Midwest Overview - July 2009
This was the coldest July on record for the nine-state Midwest region, based on preliminary temperature data. The average temperature for the region was 68.0°F, 4.7°F below normal. The previous record was 68.9°F in 1992. Illinois, Indiana, and Iowa also set their state record in July. Wisconsin, Michigan, Ohio, and Kentucky recorded their second coldest July, while Minnesota was third and Missouri was fourth.
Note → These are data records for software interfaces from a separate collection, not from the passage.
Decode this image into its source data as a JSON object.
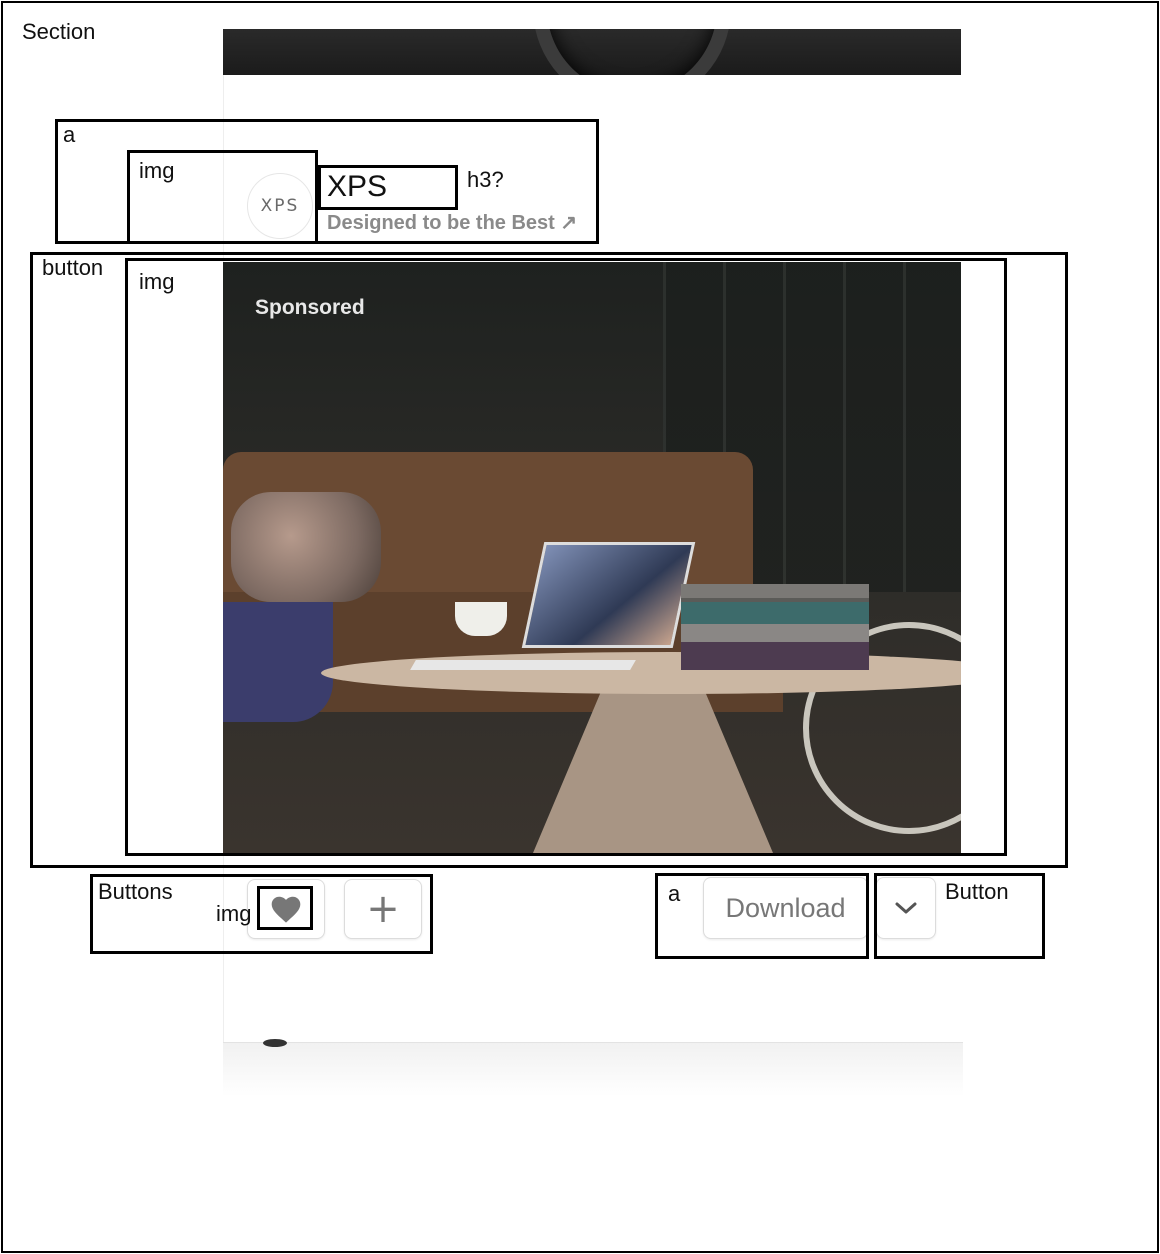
{
  "annotations": {
    "section": "Section",
    "link": "a",
    "img_avatar": "img",
    "h3": "h3?",
    "button": "button",
    "img_ad": "img",
    "buttons": "Buttons",
    "img_heart": "img",
    "link_download": "a",
    "button_chevron": "Button"
  },
  "brand": {
    "logo_text": "XPS",
    "title": "XPS",
    "subtitle": "Designed to be the Best ↗"
  },
  "ad": {
    "badge": "Sponsored"
  },
  "actions": {
    "like_icon": "heart-icon",
    "collect_icon": "plus-icon",
    "plus_glyph": "+",
    "download_label": "Download",
    "more_icon": "chevron-down-icon"
  }
}
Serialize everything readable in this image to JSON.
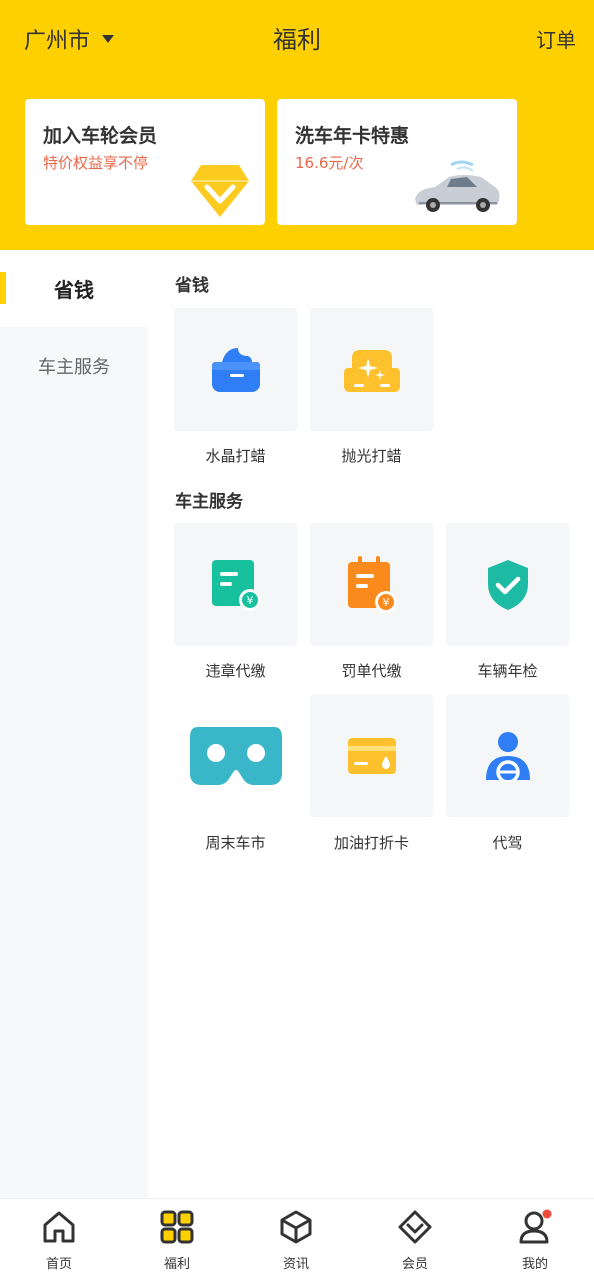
{
  "header": {
    "city": "广州市",
    "title": "福利",
    "orders": "订单"
  },
  "banners": [
    {
      "title": "加入车轮会员",
      "subtitle": "特价权益享不停",
      "icon": "diamond-icon"
    },
    {
      "title": "洗车年卡特惠",
      "subtitle": "16.6元/次",
      "icon": "car-image"
    }
  ],
  "sidebar": {
    "items": [
      {
        "label": "省钱",
        "active": true
      },
      {
        "label": "车主服务",
        "active": false
      }
    ]
  },
  "sections": [
    {
      "title": "省钱",
      "items": [
        {
          "label": "水晶打蜡",
          "icon": "wax-jar-icon",
          "color": "#2f7ef6"
        },
        {
          "label": "抛光打蜡",
          "icon": "polish-sparkle-icon",
          "color": "#fdc12e"
        }
      ]
    },
    {
      "title": "车主服务",
      "items": [
        {
          "label": "违章代缴",
          "icon": "violation-payment-icon",
          "color": "#17c19e"
        },
        {
          "label": "罚单代缴",
          "icon": "ticket-payment-icon",
          "color": "#fb8a1d"
        },
        {
          "label": "车辆年检",
          "icon": "shield-check-icon",
          "color": "#1dbba4"
        },
        {
          "label": "周末车市",
          "icon": "vr-goggles-icon",
          "color": "#39b6c8"
        },
        {
          "label": "加油打折卡",
          "icon": "fuel-card-icon",
          "color": "#fdc12e"
        },
        {
          "label": "代驾",
          "icon": "driver-icon",
          "color": "#2f7ef6"
        }
      ]
    }
  ],
  "bottom_nav": [
    {
      "label": "首页",
      "icon": "home-icon"
    },
    {
      "label": "福利",
      "icon": "grid-icon"
    },
    {
      "label": "资讯",
      "icon": "cube-icon"
    },
    {
      "label": "会员",
      "icon": "diamond-icon"
    },
    {
      "label": "我的",
      "icon": "user-icon"
    }
  ],
  "colors": {
    "brand_yellow": "#fed000",
    "subtitle_red": "#e8684a",
    "badge_red": "#f04a3a"
  }
}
The entire Midwest was below normal ranging from about 2°F below normal in eastern Ohio to as much as 6°F below normal in eastern Iowa (Figure 1). The region was below normal nearly every day in July with two particularly cold periods, July 1-9 and July 17-23. There were fewer than 20 record highs observed while more than 1800 record lows were recorded in July. The record lows were spread across all nine states (Figure 2) with the number of record lows in each state ranging from just over a hundred in Ohio to more than 250 in Wisconsin, Iowa, Illinois, and Missouri.
High temperatures were depressed more so than minimum temperatures. Of the 1832 record lows, 444 were record low minimum temperatures and 1388 were record low maximum temperatures. 90°F days were much rarer than normal for July (Figure 3). Typical counts range up to the middle teens in the southern Midwest, but July 2009 had about a dozen fewer 90°F days than normal.
Many stations in the Midwest recorded their coolest July in 2009.
Precipitation varied from below 50% of normal in central Minnesota and most of Wisconsin to as much as 150% of normal in southern Missouri, southern Illinois, western Kentucky, and along the Ohio River (Figure 4). Two additional areas of above normal precipitation were northwest Iowa and along the Mississippi River in eastern Iowa and northwest Illinois. Drought conditions persist across east central Minnesota, the northern two-thirds of Wisconsin, and upper Michigan. An emerging dry area extends from central Ohio into northern Indiana and southern Michigan.
Crops Behind Schedule
Crops across the Midwest are developing behind schedule but the reasons vary. Delayed development can be attributed to late planting, dry conditions, and the cool weather in various parts of the region. Some warmer weather would be welcome to accelerate growth but additional water would be needed from Minnesota to Ohio in order to avoid stressing the crops.
Severe weather has been somewhat dampened by the cool weather in July. On nine days there were a total of 27 tornado reports in the Midwest during July. Lightning caused the only Midwest weather fatality in July when a teenager was struck in Minnesota on July 21st.
River flooding has been largely absent in July. This spring’s high water has receded and Midwest rivers have largely remained in their banks throughout the month.
For more details on weather and climate events during July 2009, click on the individual weekly report links on the upper right.